Event driven architectures have loose coupling within space, time and synchronization, providing a scalable infrastructure for information exchange and distributed workflows. However, event-architectures are tightly coupled, via event subscriptions and patterns, to the semantics of the underlying event schema and values. The high degree of semantic heterogeneity of events in large and open deployments such as smart cities and the sensor web makes it difficult to develop and maintain event-based systems. In order to address semantic coupling within event-based systems the use of approximate semantic matching of events is an active area of research.[5]

Implementations and examples[edit]

Java Swing[edit]

The Java Swing API is based on an event driven architecture. This works particularly well with the motivation behind Swing to provide user interface related components and functionality. The API uses a nomenclature convention (e.g. "ActionListener" and "ActionEvent") to relate and organize event concerns. A class which needs to be aware of a particular event simply implements the appropriate listener, overrides the inherited methods, and is then added to the object that fires the event. A very simple example could be:

public class FooPanel extends JPanel implements ActionListener {
    public FooPanel() {
        super();
 
        JButton btn = new JButton("Click Me!");
        btn.addActionListener(this);
 
        this.add(btn);
    }
 
    @Override
    public void actionPerformed(ActionEvent ae) {
        System.out.println("Button has been clicked!");
    }
}

Alternatively, another implementation choice is to add the listener to the object as an anonymous class.

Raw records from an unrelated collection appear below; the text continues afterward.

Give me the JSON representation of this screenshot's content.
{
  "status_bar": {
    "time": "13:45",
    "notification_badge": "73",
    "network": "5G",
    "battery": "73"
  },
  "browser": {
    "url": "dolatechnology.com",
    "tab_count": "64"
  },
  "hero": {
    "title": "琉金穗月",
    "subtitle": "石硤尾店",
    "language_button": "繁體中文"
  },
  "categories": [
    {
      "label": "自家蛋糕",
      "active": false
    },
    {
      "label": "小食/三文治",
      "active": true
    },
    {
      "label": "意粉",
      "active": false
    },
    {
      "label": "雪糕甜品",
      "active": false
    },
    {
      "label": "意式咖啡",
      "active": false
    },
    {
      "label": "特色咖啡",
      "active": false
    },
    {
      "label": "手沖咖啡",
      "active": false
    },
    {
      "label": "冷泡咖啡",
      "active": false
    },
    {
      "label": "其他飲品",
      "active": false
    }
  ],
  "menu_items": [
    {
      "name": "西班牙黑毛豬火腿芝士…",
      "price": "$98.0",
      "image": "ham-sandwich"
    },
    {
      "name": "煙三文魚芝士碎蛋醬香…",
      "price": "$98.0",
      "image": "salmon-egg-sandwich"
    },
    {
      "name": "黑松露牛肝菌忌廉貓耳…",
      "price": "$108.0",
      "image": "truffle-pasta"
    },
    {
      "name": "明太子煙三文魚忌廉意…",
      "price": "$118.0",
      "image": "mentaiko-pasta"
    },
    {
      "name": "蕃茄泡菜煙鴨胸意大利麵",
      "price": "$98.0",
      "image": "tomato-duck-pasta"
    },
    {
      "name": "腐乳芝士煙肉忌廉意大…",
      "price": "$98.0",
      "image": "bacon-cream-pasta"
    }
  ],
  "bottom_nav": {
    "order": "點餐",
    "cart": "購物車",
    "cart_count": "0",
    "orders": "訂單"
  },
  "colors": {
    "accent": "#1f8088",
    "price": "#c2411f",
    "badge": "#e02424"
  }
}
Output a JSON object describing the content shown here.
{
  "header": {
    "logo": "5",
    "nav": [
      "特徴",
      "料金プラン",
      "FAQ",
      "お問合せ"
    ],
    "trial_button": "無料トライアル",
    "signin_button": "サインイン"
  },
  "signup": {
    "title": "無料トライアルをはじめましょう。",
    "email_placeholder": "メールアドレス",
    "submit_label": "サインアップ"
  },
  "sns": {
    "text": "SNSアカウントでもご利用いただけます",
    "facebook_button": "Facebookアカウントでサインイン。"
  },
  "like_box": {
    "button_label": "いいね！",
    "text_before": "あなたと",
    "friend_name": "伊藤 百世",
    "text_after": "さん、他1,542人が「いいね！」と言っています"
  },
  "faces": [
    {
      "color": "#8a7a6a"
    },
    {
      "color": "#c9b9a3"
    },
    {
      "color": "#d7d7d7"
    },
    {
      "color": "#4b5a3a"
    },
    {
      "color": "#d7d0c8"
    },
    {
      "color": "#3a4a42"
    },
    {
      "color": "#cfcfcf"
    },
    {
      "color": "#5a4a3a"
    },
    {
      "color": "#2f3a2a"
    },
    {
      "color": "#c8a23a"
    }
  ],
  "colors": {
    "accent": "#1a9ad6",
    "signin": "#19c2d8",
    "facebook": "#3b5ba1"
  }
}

Below is an example.

public class FooPanel extends JPanel {
    public FooPanel() {
        super();
 
        JButton btn = new JButton("Click Me!");
        btn.addActionListener(new ActionListener() {
            public void actionPerformed(ActionEvent ae) {
                System.out.println("Button has been clicked!");
            }
        });
    }
}

See also[edit]

Articles[edit]

References[edit]

  1. ^ K. Mani Chandy Event-Driven Applications: Costs, Benefits and Design Approaches, California Institute of Technology, 2006
  2. ^ a b Jeff Hanson, Event-driven services in SOA,Javaworld, January 31, 2005
  3. ^ Carol Sliwa Event-driven architecture poised for wide adoption , Computerworld, May 12, 2003
  4. ^ a b c d e f g h i j Brenda M. Michelson, Event-Driven Architecture Overview, Patricia Seybold Group, February 2, 2006
  5. ^ Hasan, Souleiman, Sean O’Riain, and Edward Curry. 2012. “Approximate Semantic Matching of Heterogeneous Events.” In 6th ACM International Conference on Distributed Event-Based Systems (DEBS 2012), 252–263. Berlin, Germany: ACM. “DOI”.

External links[edit]